:: Input ::
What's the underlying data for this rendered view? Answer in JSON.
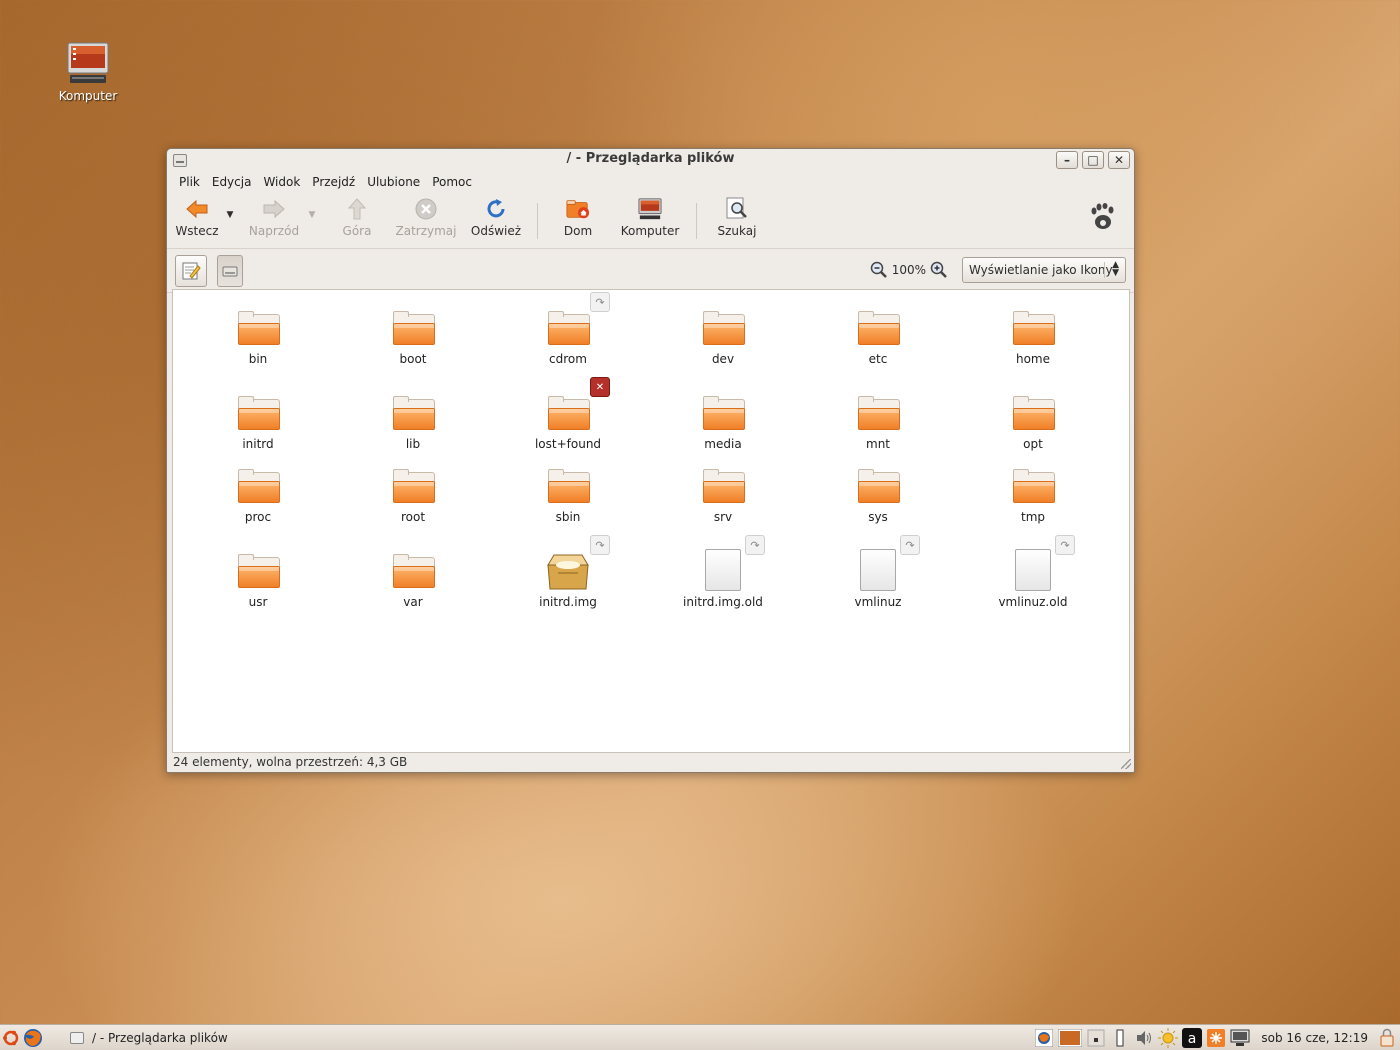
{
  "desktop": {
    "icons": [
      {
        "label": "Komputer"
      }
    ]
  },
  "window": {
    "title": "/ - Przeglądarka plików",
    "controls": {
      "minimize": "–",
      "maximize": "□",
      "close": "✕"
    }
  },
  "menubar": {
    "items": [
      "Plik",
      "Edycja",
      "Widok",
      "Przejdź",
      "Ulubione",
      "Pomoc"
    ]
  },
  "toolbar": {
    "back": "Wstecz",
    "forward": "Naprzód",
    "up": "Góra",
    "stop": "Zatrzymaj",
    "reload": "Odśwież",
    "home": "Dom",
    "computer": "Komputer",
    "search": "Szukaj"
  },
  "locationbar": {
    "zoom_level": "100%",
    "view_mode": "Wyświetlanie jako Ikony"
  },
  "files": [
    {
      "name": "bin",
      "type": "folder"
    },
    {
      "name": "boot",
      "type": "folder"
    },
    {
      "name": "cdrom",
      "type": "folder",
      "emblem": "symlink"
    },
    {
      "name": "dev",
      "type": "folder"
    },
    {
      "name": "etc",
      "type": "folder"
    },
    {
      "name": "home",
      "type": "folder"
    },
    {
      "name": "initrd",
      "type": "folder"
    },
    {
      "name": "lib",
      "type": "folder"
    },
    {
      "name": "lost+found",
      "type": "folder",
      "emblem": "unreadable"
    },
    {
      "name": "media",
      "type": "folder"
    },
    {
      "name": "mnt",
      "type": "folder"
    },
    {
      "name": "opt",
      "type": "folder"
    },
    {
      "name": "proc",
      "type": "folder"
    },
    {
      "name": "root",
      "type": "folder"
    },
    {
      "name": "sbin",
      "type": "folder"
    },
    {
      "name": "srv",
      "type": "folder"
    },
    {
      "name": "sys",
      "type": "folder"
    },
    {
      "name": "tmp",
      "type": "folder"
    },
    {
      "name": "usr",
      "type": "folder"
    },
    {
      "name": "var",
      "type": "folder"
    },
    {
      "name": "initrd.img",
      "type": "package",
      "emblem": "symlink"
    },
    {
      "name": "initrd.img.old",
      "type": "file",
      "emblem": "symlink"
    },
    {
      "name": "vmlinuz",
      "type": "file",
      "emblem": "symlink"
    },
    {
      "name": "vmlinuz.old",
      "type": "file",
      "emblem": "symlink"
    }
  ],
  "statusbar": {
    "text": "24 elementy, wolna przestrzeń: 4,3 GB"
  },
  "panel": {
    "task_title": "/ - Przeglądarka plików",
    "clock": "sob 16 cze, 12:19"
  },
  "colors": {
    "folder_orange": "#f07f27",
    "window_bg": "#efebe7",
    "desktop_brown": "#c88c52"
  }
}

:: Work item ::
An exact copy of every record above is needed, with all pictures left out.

:: Completed exercise ::
What's the underlying data for this rendered view? Answer in JSON.
{
  "desktop": {
    "icons": [
      {
        "label": "Komputer"
      }
    ]
  },
  "window": {
    "title": "/ - Przeglądarka plików",
    "controls": {
      "minimize": "–",
      "maximize": "□",
      "close": "✕"
    }
  },
  "menubar": {
    "items": [
      "Plik",
      "Edycja",
      "Widok",
      "Przejdź",
      "Ulubione",
      "Pomoc"
    ]
  },
  "toolbar": {
    "back": "Wstecz",
    "forward": "Naprzód",
    "up": "Góra",
    "stop": "Zatrzymaj",
    "reload": "Odśwież",
    "home": "Dom",
    "computer": "Komputer",
    "search": "Szukaj"
  },
  "locationbar": {
    "zoom_level": "100%",
    "view_mode": "Wyświetlanie jako Ikony"
  },
  "files": [
    {
      "name": "bin",
      "type": "folder"
    },
    {
      "name": "boot",
      "type": "folder"
    },
    {
      "name": "cdrom",
      "type": "folder",
      "emblem": "symlink"
    },
    {
      "name": "dev",
      "type": "folder"
    },
    {
      "name": "etc",
      "type": "folder"
    },
    {
      "name": "home",
      "type": "folder"
    },
    {
      "name": "initrd",
      "type": "folder"
    },
    {
      "name": "lib",
      "type": "folder"
    },
    {
      "name": "lost+found",
      "type": "folder",
      "emblem": "unreadable"
    },
    {
      "name": "media",
      "type": "folder"
    },
    {
      "name": "mnt",
      "type": "folder"
    },
    {
      "name": "opt",
      "type": "folder"
    },
    {
      "name": "proc",
      "type": "folder"
    },
    {
      "name": "root",
      "type": "folder"
    },
    {
      "name": "sbin",
      "type": "folder"
    },
    {
      "name": "srv",
      "type": "folder"
    },
    {
      "name": "sys",
      "type": "folder"
    },
    {
      "name": "tmp",
      "type": "folder"
    },
    {
      "name": "usr",
      "type": "folder"
    },
    {
      "name": "var",
      "type": "folder"
    },
    {
      "name": "initrd.img",
      "type": "package",
      "emblem": "symlink"
    },
    {
      "name": "initrd.img.old",
      "type": "file",
      "emblem": "symlink"
    },
    {
      "name": "vmlinuz",
      "type": "file",
      "emblem": "symlink"
    },
    {
      "name": "vmlinuz.old",
      "type": "file",
      "emblem": "symlink"
    }
  ],
  "statusbar": {
    "text": "24 elementy, wolna przestrzeń: 4,3 GB"
  },
  "panel": {
    "task_title": "/ - Przeglądarka plików",
    "clock": "sob 16 cze, 12:19"
  },
  "colors": {
    "folder_orange": "#f07f27",
    "window_bg": "#efebe7",
    "desktop_brown": "#c88c52"
  }
}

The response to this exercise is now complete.